I'm never too busy to help keep library branches open. KING-TV covered the city council budget hearing on Monday, in which the library offered up 5% or $2.8 million in cuts that the mayor requested. Reporter Linda Brill got right to the heart of the matter with her story, which you can click on here to read:

Here's my testimony in full:

Honored Council Members –

My name is Annie Searle, and I am a member of the Seattle Public Library Foundation Board. I have used the library for over 30 years, in particular the University, Green Lake and Northeast branches. The Mayor requested cuts to the Library’s 2010 budget of 5 per cent. That’s $2.8 million for a public institution that provides basic services to the entire community and is our most democratic of institutions. I do not envy your deliberations, but think it is as important to present a full case for not making these cuts as it is to maintain our public safety budget.

We have now completed work on 27 new or expanded libraries, including the Central Branch. Citizens, as we saw last month, expect their libraries to be open.

Every essential service is stretched thin in this economic climate. When I was last here, I talked about those who are out of work and their dependence upon the library to prepare resumes and perform job searches. Since then, the branches have begun to feel the impact of students whose school library services have been reduced in the current climate. In this environment, library services like the homework center become even more important as teachers and parents are stretched.

Susan Hildreth will explain the calculation that she and library board made on reducing hours past a one week closure. To me, these reductions are as unacceptable as any cuts to the library’s materials budget. It would be a different story entirely if we had seen use of the libraries decrease, or if we had not invested heavily in the library’s infrastructure so as to serve greater numbers of people.

I ask the Council to decline the Mayor’s request for these cuts, and to restore the budget so that the citizens of Seattle, especially those out of work, can depend upon the tools and resources that the library offers to each of us. Thank you.

Thursday, October 1, 2009

“Plans for your welfare and not for harm, to give you a future with hope" - Jeremiah

I was very pleased to be invited for a second year by cancer survivor Julie Hillers to a lunch that supports Swedish Hospital, where she receives such excellent care. The Women's Wellness Lunch attracted around 940 people, who were presented with an extraordinary program.

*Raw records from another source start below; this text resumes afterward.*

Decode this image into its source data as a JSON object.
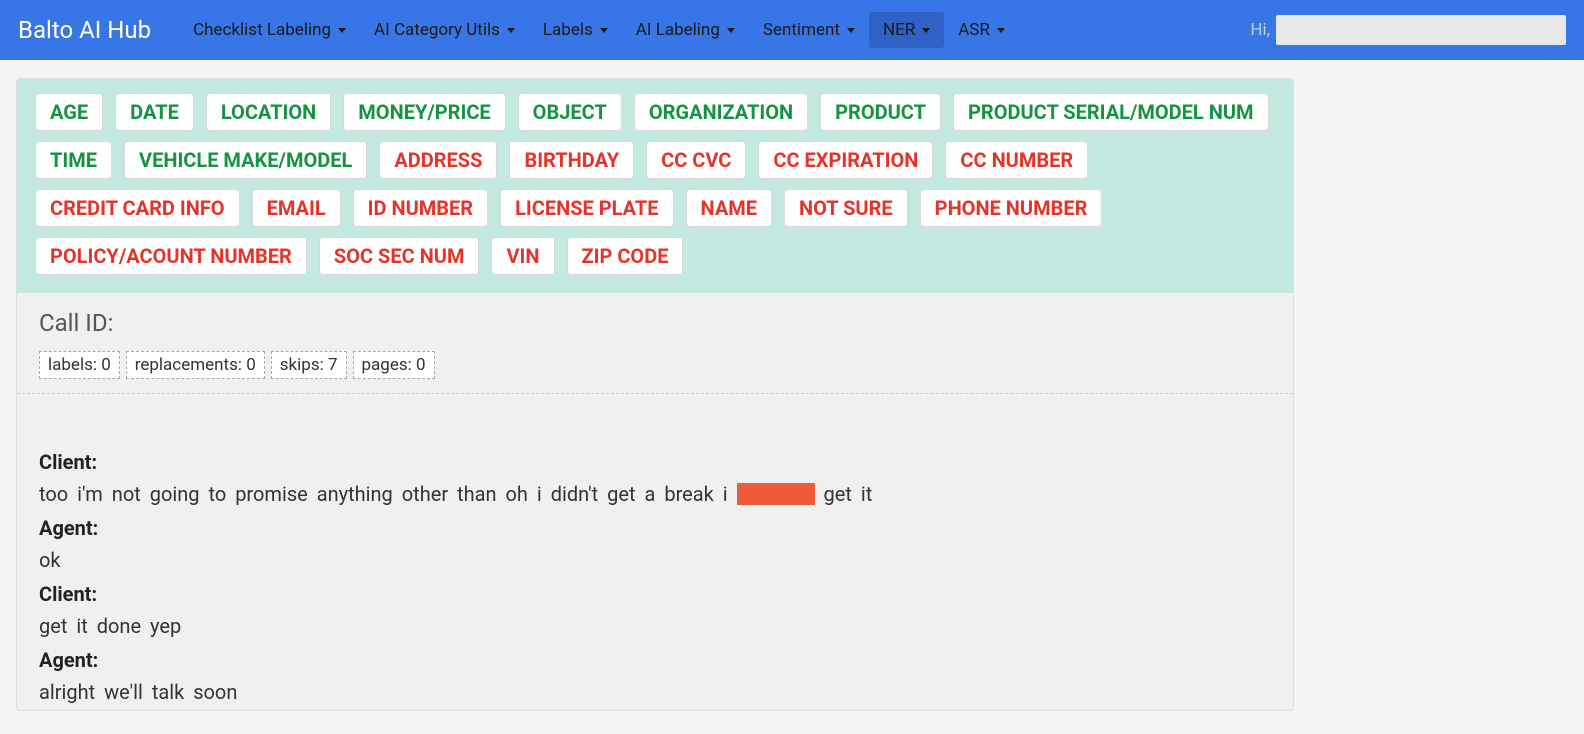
{
  "brand": "Balto AI Hub",
  "nav": [
    {
      "label": "Checklist Labeling",
      "active": false
    },
    {
      "label": "AI Category Utils",
      "active": false
    },
    {
      "label": "Labels",
      "active": false
    },
    {
      "label": "AI Labeling",
      "active": false
    },
    {
      "label": "Sentiment",
      "active": false
    },
    {
      "label": "NER",
      "active": true
    },
    {
      "label": "ASR",
      "active": false
    }
  ],
  "greeting": "Hi,",
  "tags_green": [
    "AGE",
    "DATE",
    "LOCATION",
    "MONEY/PRICE",
    "OBJECT",
    "ORGANIZATION",
    "PRODUCT",
    "PRODUCT SERIAL/MODEL NUM",
    "TIME",
    "VEHICLE MAKE/MODEL"
  ],
  "tags_red": [
    "ADDRESS",
    "BIRTHDAY",
    "CC CVC",
    "CC EXPIRATION",
    "CC NUMBER",
    "CREDIT CARD INFO",
    "EMAIL",
    "ID NUMBER",
    "LICENSE PLATE",
    "NAME",
    "NOT SURE",
    "PHONE NUMBER",
    "POLICY/ACOUNT NUMBER",
    "SOC SEC NUM",
    "VIN",
    "ZIP CODE"
  ],
  "call_id_label": "Call ID:",
  "stats": {
    "labels_label": "labels:",
    "labels_value": "0",
    "replacements_label": "replacements:",
    "replacements_value": "0",
    "skips_label": "skips:",
    "skips_value": "7",
    "pages_label": "pages:",
    "pages_value": "0"
  },
  "transcript": [
    {
      "speaker": "Client:",
      "text_pre": "too i'm not going to promise anything other than oh i didn't get a break i ",
      "redacted": true,
      "text_post": " get it"
    },
    {
      "speaker": "Agent:",
      "text_pre": "ok",
      "redacted": false,
      "text_post": ""
    },
    {
      "speaker": "Client:",
      "text_pre": "get it done yep",
      "redacted": false,
      "text_post": ""
    },
    {
      "speaker": "Agent:",
      "text_pre": "alright we'll talk soon",
      "redacted": false,
      "text_post": ""
    }
  ]
}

Here's table captain Julie (center) listening to KOMO-TV's Kathi Goertzen, the mistress of ceremonies. From the program: "Over the past few years, Kathi has had several surgeries to deal with a recurrent non-cancerous brain tumor. She continues to recover from the effects of surgery and radiation on the nerves that control her voice, swallowing and facial movement. She has been open about her experiences and tries to help others faced with similar health challenges."

Nancy Abramson offered up her lessons learned as the featured speaker, noting that many cliches are actually true. She wittily used nearly every cliche I have ever heard in describing how much she had learned (and gained) from cancer.

Finally, a note about the lunch's chair, the estimable florist Martha Harris, a non-Hodgkins lymphoma survivor. Martha appeared in person rather than on video because she developed a cold last week that kept her from having a (second) pulmonary transplant today. She will be in the thick of that surgery tomorrow. I was so shocked to hear that news that I indeed hope I understood it properly. She reminded us all that funds raised at today's lunch will help raise the $4 million more needed for the True Family Women's Cancer Center that Swedish is building. All cancer providers will, for the first time, be housed in the same place.

The blessing was offered beautifully by Father Paul Fitterer, who found some of the most elegant and moving passages from the prophet Jeremiah to cite and reflect upon.

But it was oncologist Dr. Hank Kaplan who drove home a key point: today, every cancer patient has options, has cards to play and, most importantly, should have hope. This is a man who changes every person he touches, and offers a combination of realism and hope that must surely be compelling.

I hope that Julie will invite me back again next year.